A complex pattern of changes, including physiological arousal, feelings, cognitive processes and behavioural reactions, made in response to a situation perceived to be personally significant
James-Lange theory of emotion?
A peripheral feedback theory of emotion stating that an elicitiing stimulus triggers a behavioural response that sends different sensory and motor feeback to the brain and creates a specific emotion.
Cannon-Bard theory of emotion?
A theory stating that an emotional stimulus produces two co-occurring reactions - arousal and experience of emotion - that do not cause each other.
The cognitive interpretation and evaluation of a stressor.
cognitive appraisal theory of emotion?
The theory that emotion is the joint effect of physiological arousal and cognitive appraisal, which determines how an ambigious inner state of arousal will be labelled.
The pattern of specific and nonspecific responses an organism makes to stimulus events that disturb its equilibrium and tax or exceed its ability to cope.
An internal or external event or stimulus that induces stress.
A transient state of arousal with typically clear onset and offset patterns.
A continuous state of arousal in which an individual perceives demands as greater than the inner and outer resources available for dealing with them.
fight or flight response?
A sequence of internal activities triggered when an organism is faced with a threat; prepares the body for combat and struggle or for running away to safety.
tend or befriend response?
A response to stressors that is hypothesised to be typical for females.
general adaption syndrome (GAS) ?
The pattern of non specific adaptational physiological mechanisms that occurs in response to continuing threat by almost any serious stressor.
Physical disorders aggravated by or primarily attributable to prolonged emotional stress or other psychological causes.
Life change unit (LCU) ?
In stress research, the measure of the stress level of a change experienced during a given period.
Post traumatic stress disorder (PTSD)?
An anxiety disorder characterised by the persistent re-experience of traumatic events through distressing recollections, dreams, hallucinations or dissociative flashbacks.
The process of dealing with internal or external demands that are perceived to be threatening or overwhelming.
stress moderator variables?

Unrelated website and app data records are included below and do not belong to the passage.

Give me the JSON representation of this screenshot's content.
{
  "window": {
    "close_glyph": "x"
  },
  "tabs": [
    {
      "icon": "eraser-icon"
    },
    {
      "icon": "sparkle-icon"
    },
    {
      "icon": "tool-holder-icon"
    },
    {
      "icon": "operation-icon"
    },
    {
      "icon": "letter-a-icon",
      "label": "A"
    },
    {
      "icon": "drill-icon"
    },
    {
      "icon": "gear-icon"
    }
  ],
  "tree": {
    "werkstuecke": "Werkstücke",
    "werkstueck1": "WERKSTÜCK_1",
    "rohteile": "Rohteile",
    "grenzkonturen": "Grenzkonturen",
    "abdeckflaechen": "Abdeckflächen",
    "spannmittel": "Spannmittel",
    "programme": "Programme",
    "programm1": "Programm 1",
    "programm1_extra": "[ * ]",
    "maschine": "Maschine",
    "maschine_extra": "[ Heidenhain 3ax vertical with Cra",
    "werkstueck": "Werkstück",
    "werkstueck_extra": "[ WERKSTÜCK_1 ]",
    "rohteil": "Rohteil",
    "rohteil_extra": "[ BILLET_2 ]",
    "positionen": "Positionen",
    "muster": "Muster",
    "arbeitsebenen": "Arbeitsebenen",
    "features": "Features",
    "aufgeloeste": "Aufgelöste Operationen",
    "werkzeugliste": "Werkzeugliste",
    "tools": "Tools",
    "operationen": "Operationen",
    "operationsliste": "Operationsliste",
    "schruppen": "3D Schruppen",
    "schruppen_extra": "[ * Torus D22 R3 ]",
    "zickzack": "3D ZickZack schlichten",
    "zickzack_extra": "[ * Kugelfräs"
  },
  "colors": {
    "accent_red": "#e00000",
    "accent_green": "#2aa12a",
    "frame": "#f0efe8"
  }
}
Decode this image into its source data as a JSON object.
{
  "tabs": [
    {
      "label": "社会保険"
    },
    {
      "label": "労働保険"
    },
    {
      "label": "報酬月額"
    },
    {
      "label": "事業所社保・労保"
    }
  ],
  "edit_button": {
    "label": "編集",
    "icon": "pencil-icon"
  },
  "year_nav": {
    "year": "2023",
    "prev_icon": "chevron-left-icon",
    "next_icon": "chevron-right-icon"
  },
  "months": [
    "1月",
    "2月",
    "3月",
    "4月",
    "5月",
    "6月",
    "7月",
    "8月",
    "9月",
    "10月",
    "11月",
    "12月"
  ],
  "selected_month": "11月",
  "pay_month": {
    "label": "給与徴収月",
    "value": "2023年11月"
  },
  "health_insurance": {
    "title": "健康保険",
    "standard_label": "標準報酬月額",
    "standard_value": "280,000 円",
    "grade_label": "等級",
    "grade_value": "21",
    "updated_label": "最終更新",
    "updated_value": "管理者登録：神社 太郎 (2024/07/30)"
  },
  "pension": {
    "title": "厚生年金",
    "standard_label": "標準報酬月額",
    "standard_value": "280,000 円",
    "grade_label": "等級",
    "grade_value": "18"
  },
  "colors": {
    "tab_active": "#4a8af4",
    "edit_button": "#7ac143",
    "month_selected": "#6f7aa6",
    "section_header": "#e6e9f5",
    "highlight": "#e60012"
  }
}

Variables that change the impact of a stressor on a given type of stress reaction.
Efforts made in advance of a potentially stressful event to overcome, reduce or tolerate the imbalance between perceived demands and available resources.
The belief that one has the ability to make a difference in the course of the consequences of some event or experience; often helpful in dealing with stressors.
Resources, including material aid, socioemotional support and informational aid, provided by others to help a person cope with stress.
Field of psychology devoted to understanding the ways people stay healthy, the reasons they become ill, and the ways they respond when they become ill.
A general condition of soundness and vigour of body and mind; not simply the absence of illness or injury.
A model of health and illness that suggests links among the nervous system, the immune system, behavioural styles, cognitive processing and environmental domains of health.
Optimal health, incorporating the ability to function fully and actively over the physical, intellectual, emotional, spiritual, social and environmental domains of health.
The development and implementation of general strategies and specific tactics to eliminate or reduce the risk that people will become ill.
Acquired Immune Deficiency Syndrome, a syndrome caused by a virus that damages the immune system and weakens the body's ability to fight infection.
Human Immunodefiency Virus, a virus that attacks white blood cells (T lymphocytes) in human blood, thereby weakening the function of the immune system; HIV causes AIDS
A condition in which muscle tension, cortical activity, heart rate, and blood pressure decrease and breathing slows.
A self regulatory technique by which an individual acquires voluntary control over nonconscious biological processes.
The research area that investigates interactions between psychological processes, such as responses to stress, and the functions of the immune system.
Type A behaviour pattern?
a complex pattern of behaviours and emotions that includes excessive emphasis on competition, aggression, impatience and hostility; hostility increases the risk of coronary heart disease.
Type B behaviour pattern?
As compared to Type A behaviour pattern, a less competitive, less aggressive, less hostile pattern of behaviour and emotion.
The syndrome of emotional exhaustion, depersonalisation and reduced personal accomplishment, often experienced by workers in high stress jobs.